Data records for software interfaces
------

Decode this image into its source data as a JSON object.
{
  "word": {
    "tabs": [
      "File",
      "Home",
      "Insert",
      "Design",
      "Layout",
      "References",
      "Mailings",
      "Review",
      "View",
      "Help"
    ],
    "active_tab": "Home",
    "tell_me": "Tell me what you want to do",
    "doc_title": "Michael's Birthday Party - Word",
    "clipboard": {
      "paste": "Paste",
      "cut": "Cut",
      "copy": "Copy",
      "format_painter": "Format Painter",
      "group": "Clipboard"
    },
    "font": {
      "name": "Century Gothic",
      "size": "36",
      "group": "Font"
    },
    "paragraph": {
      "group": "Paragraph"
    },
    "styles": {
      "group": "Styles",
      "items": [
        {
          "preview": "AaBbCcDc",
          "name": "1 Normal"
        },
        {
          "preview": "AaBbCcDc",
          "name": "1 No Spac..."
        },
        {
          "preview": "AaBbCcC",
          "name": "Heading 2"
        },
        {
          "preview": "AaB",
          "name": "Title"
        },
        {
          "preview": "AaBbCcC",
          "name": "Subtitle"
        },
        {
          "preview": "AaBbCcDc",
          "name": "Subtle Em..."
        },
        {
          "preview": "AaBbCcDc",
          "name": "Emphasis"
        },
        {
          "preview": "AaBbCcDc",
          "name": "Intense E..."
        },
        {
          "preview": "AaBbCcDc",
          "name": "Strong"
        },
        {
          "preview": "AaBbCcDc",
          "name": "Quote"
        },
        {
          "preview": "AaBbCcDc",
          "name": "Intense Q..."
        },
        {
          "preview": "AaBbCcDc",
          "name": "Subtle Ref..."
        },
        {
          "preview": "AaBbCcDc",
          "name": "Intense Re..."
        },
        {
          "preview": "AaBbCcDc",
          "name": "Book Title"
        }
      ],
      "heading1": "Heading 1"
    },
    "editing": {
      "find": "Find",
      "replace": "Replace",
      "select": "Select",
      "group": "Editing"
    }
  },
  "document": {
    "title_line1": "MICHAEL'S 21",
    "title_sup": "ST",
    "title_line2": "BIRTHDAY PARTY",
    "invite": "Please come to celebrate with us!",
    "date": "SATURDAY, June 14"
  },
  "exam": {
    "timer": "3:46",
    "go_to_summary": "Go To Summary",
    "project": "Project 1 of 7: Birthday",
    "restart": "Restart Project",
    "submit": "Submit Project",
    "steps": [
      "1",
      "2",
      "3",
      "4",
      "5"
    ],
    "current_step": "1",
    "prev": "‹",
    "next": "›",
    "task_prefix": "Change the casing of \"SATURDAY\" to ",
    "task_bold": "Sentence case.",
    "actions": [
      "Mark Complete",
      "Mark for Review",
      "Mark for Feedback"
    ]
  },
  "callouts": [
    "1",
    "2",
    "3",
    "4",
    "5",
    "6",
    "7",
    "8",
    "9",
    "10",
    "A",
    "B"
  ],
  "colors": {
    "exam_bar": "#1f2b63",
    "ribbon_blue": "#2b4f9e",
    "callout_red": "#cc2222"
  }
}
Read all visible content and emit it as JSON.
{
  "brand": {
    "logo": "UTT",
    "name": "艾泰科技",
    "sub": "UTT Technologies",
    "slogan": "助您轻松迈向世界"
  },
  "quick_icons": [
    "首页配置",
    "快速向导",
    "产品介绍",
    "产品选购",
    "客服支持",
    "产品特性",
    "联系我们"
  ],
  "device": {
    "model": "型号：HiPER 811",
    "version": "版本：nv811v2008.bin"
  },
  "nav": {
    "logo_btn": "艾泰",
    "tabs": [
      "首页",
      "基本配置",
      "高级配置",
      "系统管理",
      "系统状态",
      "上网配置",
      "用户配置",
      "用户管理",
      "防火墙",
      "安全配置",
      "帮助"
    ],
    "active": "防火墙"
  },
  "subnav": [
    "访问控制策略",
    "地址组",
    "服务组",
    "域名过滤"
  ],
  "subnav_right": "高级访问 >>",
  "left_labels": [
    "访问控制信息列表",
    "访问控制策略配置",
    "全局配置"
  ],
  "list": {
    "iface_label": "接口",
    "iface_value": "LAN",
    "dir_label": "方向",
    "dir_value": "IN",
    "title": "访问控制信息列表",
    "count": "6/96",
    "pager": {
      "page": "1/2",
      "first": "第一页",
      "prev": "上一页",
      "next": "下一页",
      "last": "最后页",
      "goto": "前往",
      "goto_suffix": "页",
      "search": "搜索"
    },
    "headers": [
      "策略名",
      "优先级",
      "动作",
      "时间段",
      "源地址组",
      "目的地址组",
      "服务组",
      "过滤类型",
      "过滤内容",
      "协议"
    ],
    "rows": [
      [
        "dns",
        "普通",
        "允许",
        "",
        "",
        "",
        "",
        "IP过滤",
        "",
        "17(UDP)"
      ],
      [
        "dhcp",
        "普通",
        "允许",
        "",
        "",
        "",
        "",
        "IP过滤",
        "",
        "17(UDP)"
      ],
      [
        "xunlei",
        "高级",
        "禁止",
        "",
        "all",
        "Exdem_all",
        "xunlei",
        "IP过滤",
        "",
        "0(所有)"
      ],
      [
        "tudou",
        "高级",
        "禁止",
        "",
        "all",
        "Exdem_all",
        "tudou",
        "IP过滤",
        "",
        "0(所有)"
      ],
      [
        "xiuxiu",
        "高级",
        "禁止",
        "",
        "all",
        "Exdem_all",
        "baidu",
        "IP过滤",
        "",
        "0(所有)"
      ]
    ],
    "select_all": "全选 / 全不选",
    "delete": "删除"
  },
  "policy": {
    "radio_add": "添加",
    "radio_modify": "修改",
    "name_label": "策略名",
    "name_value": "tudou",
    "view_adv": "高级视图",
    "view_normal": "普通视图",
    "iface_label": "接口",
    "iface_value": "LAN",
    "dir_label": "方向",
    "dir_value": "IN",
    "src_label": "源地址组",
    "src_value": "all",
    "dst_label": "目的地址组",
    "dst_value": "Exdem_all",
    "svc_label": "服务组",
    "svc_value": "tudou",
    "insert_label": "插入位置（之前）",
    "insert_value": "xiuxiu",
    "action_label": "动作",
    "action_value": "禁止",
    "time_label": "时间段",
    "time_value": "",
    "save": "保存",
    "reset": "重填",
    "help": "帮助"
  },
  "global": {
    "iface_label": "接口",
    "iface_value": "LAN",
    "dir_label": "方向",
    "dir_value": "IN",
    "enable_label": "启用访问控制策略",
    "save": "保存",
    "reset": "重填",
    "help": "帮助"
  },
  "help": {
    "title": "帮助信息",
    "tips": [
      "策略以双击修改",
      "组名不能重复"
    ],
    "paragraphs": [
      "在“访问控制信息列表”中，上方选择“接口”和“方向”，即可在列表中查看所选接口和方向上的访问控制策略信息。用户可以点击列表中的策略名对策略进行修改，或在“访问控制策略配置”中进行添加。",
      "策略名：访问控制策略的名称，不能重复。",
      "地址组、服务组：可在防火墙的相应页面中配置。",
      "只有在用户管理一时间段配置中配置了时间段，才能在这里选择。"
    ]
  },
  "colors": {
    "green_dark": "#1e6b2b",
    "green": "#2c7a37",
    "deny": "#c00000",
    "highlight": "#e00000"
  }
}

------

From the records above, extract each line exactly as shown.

Decode this image into its source data as a JSON object.
{
  "word": {
    "tabs": [
      "File",
      "Home",
      "Insert",
      "Design",
      "Layout",
      "References",
      "Mailings",
      "Review",
      "View",
      "Help"
    ],
    "active_tab": "Home",
    "tell_me": "Tell me what you want to do",
    "doc_title": "Michael's Birthday Party - Word",
    "clipboard": {
      "paste": "Paste",
      "cut": "Cut",
      "copy": "Copy",
      "format_painter": "Format Painter",
      "group": "Clipboard"
    },
    "font": {
      "name": "Century Gothic",
      "size": "36",
      "group": "Font"
    },
    "paragraph": {
      "group": "Paragraph"
    },
    "styles": {
      "group": "Styles",
      "items": [
        {
          "preview": "AaBbCcDc",
          "name": "1 Normal"
        },
        {
          "preview": "AaBbCcDc",
          "name": "1 No Spac..."
        },
        {
          "preview": "AaBbCcC",
          "name": "Heading 2"
        },
        {
          "preview": "AaB",
          "name": "Title"
        },
        {
          "preview": "AaBbCcC",
          "name": "Subtitle"
        },
        {
          "preview": "AaBbCcDc",
          "name": "Subtle Em..."
        },
        {
          "preview": "AaBbCcDc",
          "name": "Emphasis"
        },
        {
          "preview": "AaBbCcDc",
          "name": "Intense E..."
        },
        {
          "preview": "AaBbCcDc",
          "name": "Strong"
        },
        {
          "preview": "AaBbCcDc",
          "name": "Quote"
        },
        {
          "preview": "AaBbCcDc",
          "name": "Intense Q..."
        },
        {
          "preview": "AaBbCcDc",
          "name": "Subtle Ref..."
        },
        {
          "preview": "AaBbCcDc",
          "name": "Intense Re..."
        },
        {
          "preview": "AaBbCcDc",
          "name": "Book Title"
        }
      ],
      "heading1": "Heading 1"
    },
    "editing": {
      "find": "Find",
      "replace": "Replace",
      "select": "Select",
      "group": "Editing"
    }
  },
  "document": {
    "title_line1": "MICHAEL'S 21",
    "title_sup": "ST",
    "title_line2": "BIRTHDAY PARTY",
    "invite": "Please come to celebrate with us!",
    "date": "SATURDAY, June 14"
  },
  "exam": {
    "timer": "3:46",
    "go_to_summary": "Go To Summary",
    "project": "Project 1 of 7: Birthday",
    "restart": "Restart Project",
    "submit": "Submit Project",
    "steps": [
      "1",
      "2",
      "3",
      "4",
      "5"
    ],
    "current_step": "1",
    "prev": "‹",
    "next": "›",
    "task_prefix": "Change the casing of \"SATURDAY\" to ",
    "task_bold": "Sentence case.",
    "actions": [
      "Mark Complete",
      "Mark for Review",
      "Mark for Feedback"
    ]
  },
  "callouts": [
    "1",
    "2",
    "3",
    "4",
    "5",
    "6",
    "7",
    "8",
    "9",
    "10",
    "A",
    "B"
  ],
  "colors": {
    "exam_bar": "#1f2b63",
    "ribbon_blue": "#2b4f9e",
    "callout_red": "#cc2222"
  }
}
Read all visible content and emit it as JSON.
{
  "brand": {
    "logo": "UTT",
    "name": "艾泰科技",
    "sub": "UTT Technologies",
    "slogan": "助您轻松迈向世界"
  },
  "quick_icons": [
    "首页配置",
    "快速向导",
    "产品介绍",
    "产品选购",
    "客服支持",
    "产品特性",
    "联系我们"
  ],
  "device": {
    "model": "型号：HiPER 811",
    "version": "版本：nv811v2008.bin"
  },
  "nav": {
    "logo_btn": "艾泰",
    "tabs": [
      "首页",
      "基本配置",
      "高级配置",
      "系统管理",
      "系统状态",
      "上网配置",
      "用户配置",
      "用户管理",
      "防火墙",
      "安全配置",
      "帮助"
    ],
    "active": "防火墙"
  },
  "subnav": [
    "访问控制策略",
    "地址组",
    "服务组",
    "域名过滤"
  ],
  "subnav_right": "高级访问 >>",
  "left_labels": [
    "访问控制信息列表",
    "访问控制策略配置",
    "全局配置"
  ],
  "list": {
    "iface_label": "接口",
    "iface_value": "LAN",
    "dir_label": "方向",
    "dir_value": "IN",
    "title": "访问控制信息列表",
    "count": "6/96",
    "pager": {
      "page": "1/2",
      "first": "第一页",
      "prev": "上一页",
      "next": "下一页",
      "last": "最后页",
      "goto": "前往",
      "goto_suffix": "页",
      "search": "搜索"
    },
    "headers": [
      "策略名",
      "优先级",
      "动作",
      "时间段",
      "源地址组",
      "目的地址组",
      "服务组",
      "过滤类型",
      "过滤内容",
      "协议"
    ],
    "rows": [
      [
        "dns",
        "普通",
        "允许",
        "",
        "",
        "",
        "",
        "IP过滤",
        "",
        "17(UDP)"
      ],
      [
        "dhcp",
        "普通",
        "允许",
        "",
        "",
        "",
        "",
        "IP过滤",
        "",
        "17(UDP)"
      ],
      [
        "xunlei",
        "高级",
        "禁止",
        "",
        "all",
        "Exdem_all",
        "xunlei",
        "IP过滤",
        "",
        "0(所有)"
      ],
      [
        "tudou",
        "高级",
        "禁止",
        "",
        "all",
        "Exdem_all",
        "tudou",
        "IP过滤",
        "",
        "0(所有)"
      ],
      [
        "xiuxiu",
        "高级",
        "禁止",
        "",
        "all",
        "Exdem_all",
        "baidu",
        "IP过滤",
        "",
        "0(所有)"
      ]
    ],
    "select_all": "全选 / 全不选",
    "delete": "删除"
  },
  "policy": {
    "radio_add": "添加",
    "radio_modify": "修改",
    "name_label": "策略名",
    "name_value": "tudou",
    "view_adv": "高级视图",
    "view_normal": "普通视图",
    "iface_label": "接口",
    "iface_value": "LAN",
    "dir_label": "方向",
    "dir_value": "IN",
    "src_label": "源地址组",
    "src_value": "all",
    "dst_label": "目的地址组",
    "dst_value": "Exdem_all",
    "svc_label": "服务组",
    "svc_value": "tudou",
    "insert_label": "插入位置（之前）",
    "insert_value": "xiuxiu",
    "action_label": "动作",
    "action_value": "禁止",
    "time_label": "时间段",
    "time_value": "",
    "save": "保存",
    "reset": "重填",
    "help": "帮助"
  },
  "global": {
    "iface_label": "接口",
    "iface_value": "LAN",
    "dir_label": "方向",
    "dir_value": "IN",
    "enable_label": "启用访问控制策略",
    "save": "保存",
    "reset": "重填",
    "help": "帮助"
  },
  "help": {
    "title": "帮助信息",
    "tips": [
      "策略以双击修改",
      "组名不能重复"
    ],
    "paragraphs": [
      "在“访问控制信息列表”中，上方选择“接口”和“方向”，即可在列表中查看所选接口和方向上的访问控制策略信息。用户可以点击列表中的策略名对策略进行修改，或在“访问控制策略配置”中进行添加。",
      "策略名：访问控制策略的名称，不能重复。",
      "地址组、服务组：可在防火墙的相应页面中配置。",
      "只有在用户管理一时间段配置中配置了时间段，才能在这里选择。"
    ]
  },
  "colors": {
    "green_dark": "#1e6b2b",
    "green": "#2c7a37",
    "deny": "#c00000",
    "highlight": "#e00000"
  }
}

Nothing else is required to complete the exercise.